Some highlights from an illuminating interview with Dr. Liselotte Hojgaard, Professor at Copenhagen University Hospital and Chair of the EMRC, member of the standing committee of the European Medical Research Councils, European Science Foundation, and Chair of the Science Advisory Board in Health Research at the EC.
- Under Denmark’s socialized medicine system, basic research and clinical practice are housed in the same institution, facilitating translational research
- Danes are the most pro-research citizens in the world. They are eager to participate in clinical trials

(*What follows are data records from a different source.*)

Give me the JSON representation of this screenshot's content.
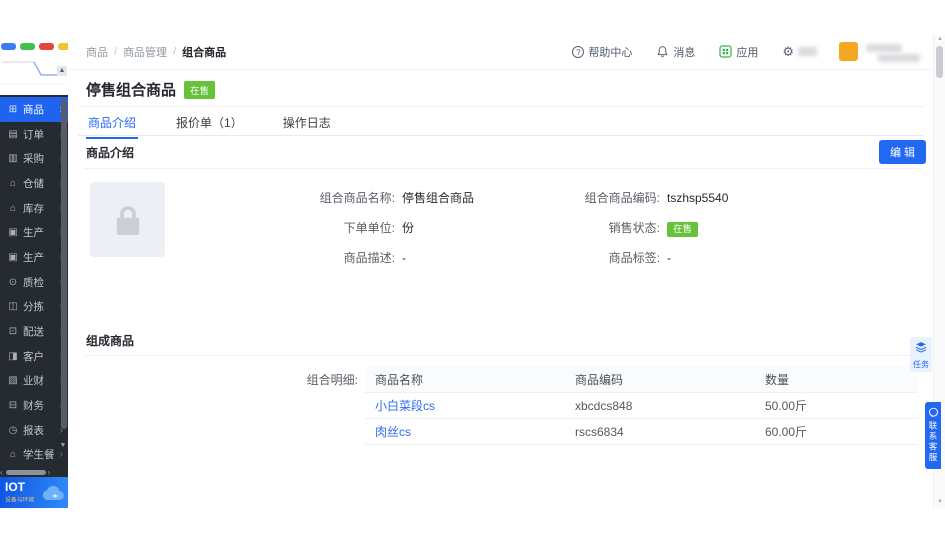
{
  "breadcrumb": [
    "商品",
    "商品管理",
    "组合商品"
  ],
  "header": {
    "help_label": "帮助中心",
    "messages_label": "消息",
    "apps_label": "应用"
  },
  "sidebar": {
    "items": [
      {
        "label": "商品",
        "icon": "goods",
        "active": true
      },
      {
        "label": "订单",
        "icon": "orders"
      },
      {
        "label": "采购",
        "icon": "purchase"
      },
      {
        "label": "仓储",
        "icon": "warehouse"
      },
      {
        "label": "库存",
        "icon": "inventory"
      },
      {
        "label": "生产",
        "icon": "production"
      },
      {
        "label": "生产",
        "icon": "production"
      },
      {
        "label": "质检",
        "icon": "quality-check"
      },
      {
        "label": "分拣",
        "icon": "sorting"
      },
      {
        "label": "配送",
        "icon": "delivery"
      },
      {
        "label": "客户",
        "icon": "customers"
      },
      {
        "label": "业财",
        "icon": "business-finance"
      },
      {
        "label": "财务",
        "icon": "finance"
      },
      {
        "label": "报表",
        "icon": "reports"
      },
      {
        "label": "学生餐",
        "icon": "student-meal"
      }
    ],
    "iot": {
      "title": "IOT",
      "subtitle": "设备与环境"
    }
  },
  "page": {
    "title": "停售组合商品",
    "status_badge": "在售",
    "tabs": [
      {
        "label": "商品介绍",
        "active": true
      },
      {
        "label": "报价单（1）"
      },
      {
        "label": "操作日志"
      }
    ],
    "edit_button": "编 辑",
    "intro": {
      "title": "商品介绍",
      "fields_left": [
        {
          "label": "组合商品名称:",
          "value": "停售组合商品"
        },
        {
          "label": "下单单位:",
          "value": "份"
        },
        {
          "label": "商品描述:",
          "value": "-"
        }
      ],
      "fields_right": [
        {
          "label": "组合商品编码:",
          "value": "tszhsp5540"
        },
        {
          "label": "销售状态:",
          "value": "在售",
          "badge": true
        },
        {
          "label": "商品标签:",
          "value": "-"
        }
      ]
    },
    "components": {
      "title": "组成商品",
      "detail_label": "组合明细:",
      "table": {
        "columns": [
          "商品名称",
          "商品编码",
          "数量"
        ],
        "rows": [
          {
            "name": "小白菜段cs",
            "code": "xbcdcs848",
            "qty": "50.00斤"
          },
          {
            "name": "肉丝cs",
            "code": "rscs6834",
            "qty": "60.00斤"
          }
        ]
      }
    }
  },
  "floating": {
    "task": "任务",
    "service": "联系客服"
  },
  "colors": {
    "accent": "#2268f2",
    "status_green": "#67c23a",
    "avatar_orange": "#f5a623"
  }
}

I asked her about some of the drawbacks of socialized medicine (e.g. long wait periods for critical cancer diagnoses that can seriously hamper treatment). She replied that there is a patients right charter that guarantees cancer patients a diagnosis within six days.

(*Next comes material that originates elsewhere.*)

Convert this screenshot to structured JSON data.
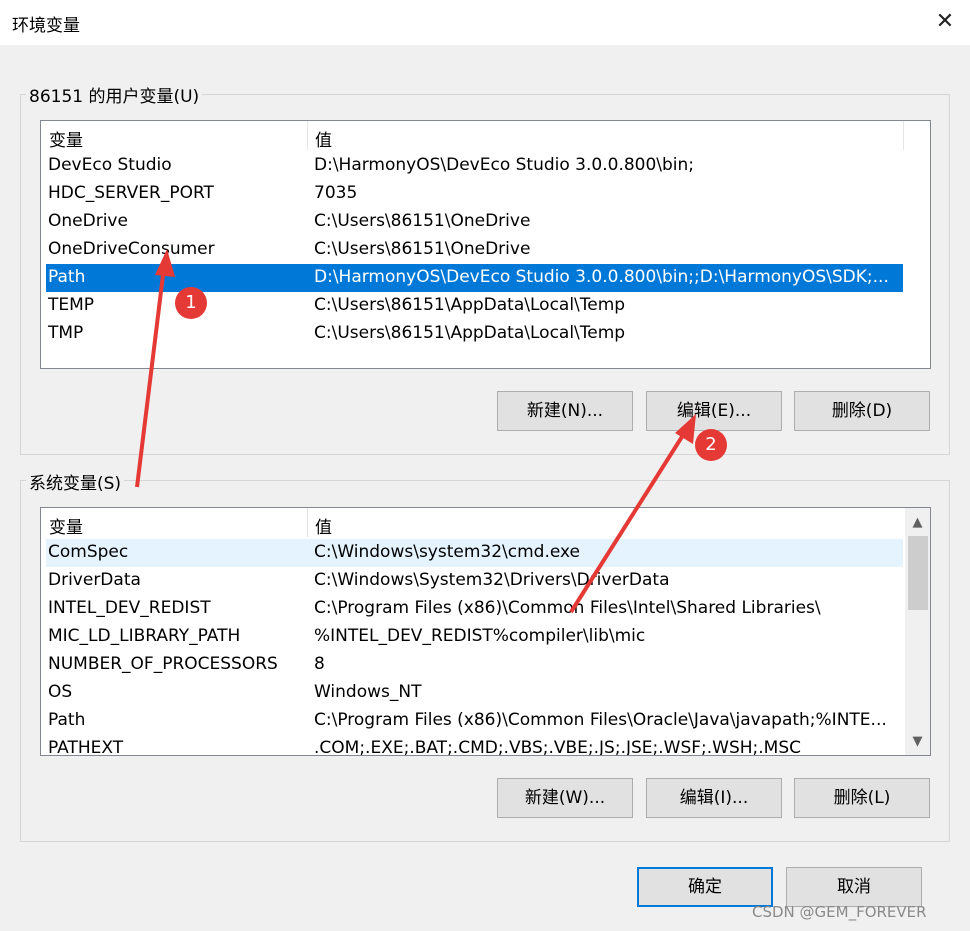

When I asked her how Denmark was able to develop such a pro-research culture, she responded that Danes long recognized the need to look beyond their borders for trade and economic growth. This has produced a long history of US R&D collaboration. There is also a strong curriculum in basic biological sciences, which likely supports strong public sentiment towards R&D. One of the strongest factors supporting translational medicine and R&D is that 30% of Danish MDs also have PhDs. This interdisciplinary training gives clinicians an appreciation of the importance of research to improving clinical outcomes, along with the skills to direct that research.
A fascinating interview. I look forward to investigating this further…